_Problem description_. Below are the records; copy each line in which "color" can be found.

_Available records_.
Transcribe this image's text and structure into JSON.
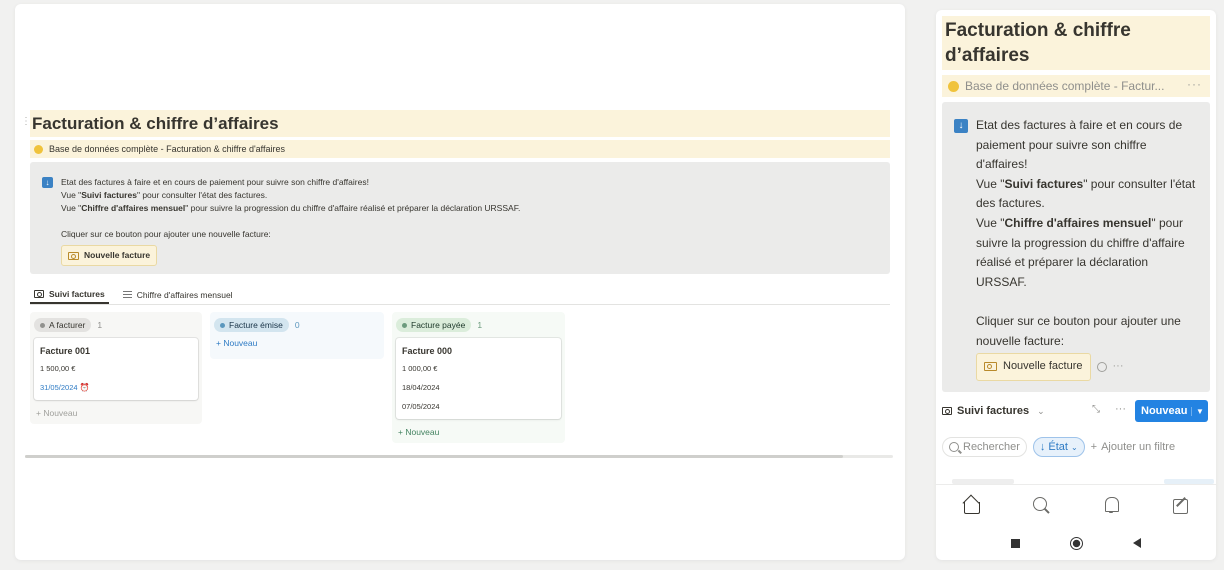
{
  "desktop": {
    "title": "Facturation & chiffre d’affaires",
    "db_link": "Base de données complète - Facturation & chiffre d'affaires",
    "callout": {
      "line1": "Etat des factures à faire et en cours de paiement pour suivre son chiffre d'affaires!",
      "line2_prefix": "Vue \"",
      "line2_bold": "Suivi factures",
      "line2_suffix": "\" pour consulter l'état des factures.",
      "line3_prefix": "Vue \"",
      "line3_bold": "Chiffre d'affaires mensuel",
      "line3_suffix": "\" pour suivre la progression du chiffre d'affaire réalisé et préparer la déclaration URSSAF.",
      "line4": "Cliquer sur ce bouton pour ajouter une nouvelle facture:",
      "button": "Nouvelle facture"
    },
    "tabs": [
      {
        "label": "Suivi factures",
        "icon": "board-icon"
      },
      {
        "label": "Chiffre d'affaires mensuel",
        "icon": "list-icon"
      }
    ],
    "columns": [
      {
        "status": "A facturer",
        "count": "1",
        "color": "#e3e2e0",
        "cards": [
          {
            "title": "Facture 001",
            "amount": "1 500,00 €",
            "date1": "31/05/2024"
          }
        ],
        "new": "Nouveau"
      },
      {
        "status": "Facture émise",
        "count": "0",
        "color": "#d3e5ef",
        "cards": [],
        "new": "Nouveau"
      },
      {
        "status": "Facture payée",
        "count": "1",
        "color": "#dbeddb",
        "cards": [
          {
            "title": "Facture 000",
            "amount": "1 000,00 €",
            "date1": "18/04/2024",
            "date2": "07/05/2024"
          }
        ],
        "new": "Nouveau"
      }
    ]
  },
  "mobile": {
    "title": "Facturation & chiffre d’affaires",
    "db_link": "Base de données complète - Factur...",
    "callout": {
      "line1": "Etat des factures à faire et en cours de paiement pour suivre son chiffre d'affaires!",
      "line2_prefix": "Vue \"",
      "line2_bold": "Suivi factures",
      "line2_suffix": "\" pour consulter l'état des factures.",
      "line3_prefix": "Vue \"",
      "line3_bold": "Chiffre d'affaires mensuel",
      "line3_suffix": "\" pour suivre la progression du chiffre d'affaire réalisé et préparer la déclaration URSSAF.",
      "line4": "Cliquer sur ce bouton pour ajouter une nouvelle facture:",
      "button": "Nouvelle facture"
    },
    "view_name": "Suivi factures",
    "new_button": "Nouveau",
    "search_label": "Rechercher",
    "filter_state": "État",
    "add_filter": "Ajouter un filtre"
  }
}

_Solution for this problem_.
        "color": "#e3e2e0",
        "color": "#d3e5ef",
        "color": "#dbeddb",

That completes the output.